moe., the jamband scene’s rock-oriented, improv-heavy stalwarts, will celebrate their 25th anniversary together in a few months—a key moment of reflection in any career. That’s especially true for a longstanding group beloved by a sizeable cult of fans, constantly pushing for development and also dependent on their back-catalog. No other band in the scene is both as resilient and as divisive, which is why their new album, No Guts, No Glory, while absolutely likeable, isn’t quite a revelation: This is the sound of a band getting older, comfortably, in a scene that sometimes would prefer some sort of evolution.
That means that longtime fans may love much of the familiar sounds here, and they should. The opening track, “Annihilation Blues,” blasts off with guitar propelled riffage and Chuck Garvey’s off-kilter vocals. It is immediately followed by another highlight, “White Lightning Turpentine,” which is full of octopus fingered arpeggios and pingpong marimba before hitting the kind of tempo change that signals what will likely be a killer moment live, and the wailing slide guitar takes a solo to mega-heights.

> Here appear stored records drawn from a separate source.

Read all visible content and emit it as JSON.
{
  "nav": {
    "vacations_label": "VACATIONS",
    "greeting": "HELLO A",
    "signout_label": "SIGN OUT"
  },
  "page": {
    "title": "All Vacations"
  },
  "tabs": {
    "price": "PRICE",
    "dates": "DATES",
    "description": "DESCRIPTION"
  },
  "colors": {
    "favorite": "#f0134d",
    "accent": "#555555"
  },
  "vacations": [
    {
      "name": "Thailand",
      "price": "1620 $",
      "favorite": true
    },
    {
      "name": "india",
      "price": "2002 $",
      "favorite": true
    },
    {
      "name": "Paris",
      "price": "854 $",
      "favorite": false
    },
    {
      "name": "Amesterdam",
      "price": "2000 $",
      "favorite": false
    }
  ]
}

It’s not all majesty, though: The Rob Derhak-helmed, acoustic-driven “The Pines and the Apple Tree” comes off as half-thought, which is especially disappointing given that the album was originally conceived as an all-acoustic affair. “Silver Sun” is fascinating in its Pink Floydness—almost to the point that you expect the band to segue into “Time” rather than a jam of its own toward the end. If it’s intended as an homage, then it’s the kind that makes you wonder why it’s not just a straightforward cover.
That said, by the end of the album—following the “Crab Eyes”-esque “Little Miss Cup Half Empty” and the final, burning “Billy Goat,” there’s probably a problem if your head’s not bobbing, even if it’s in a totally recognizable way.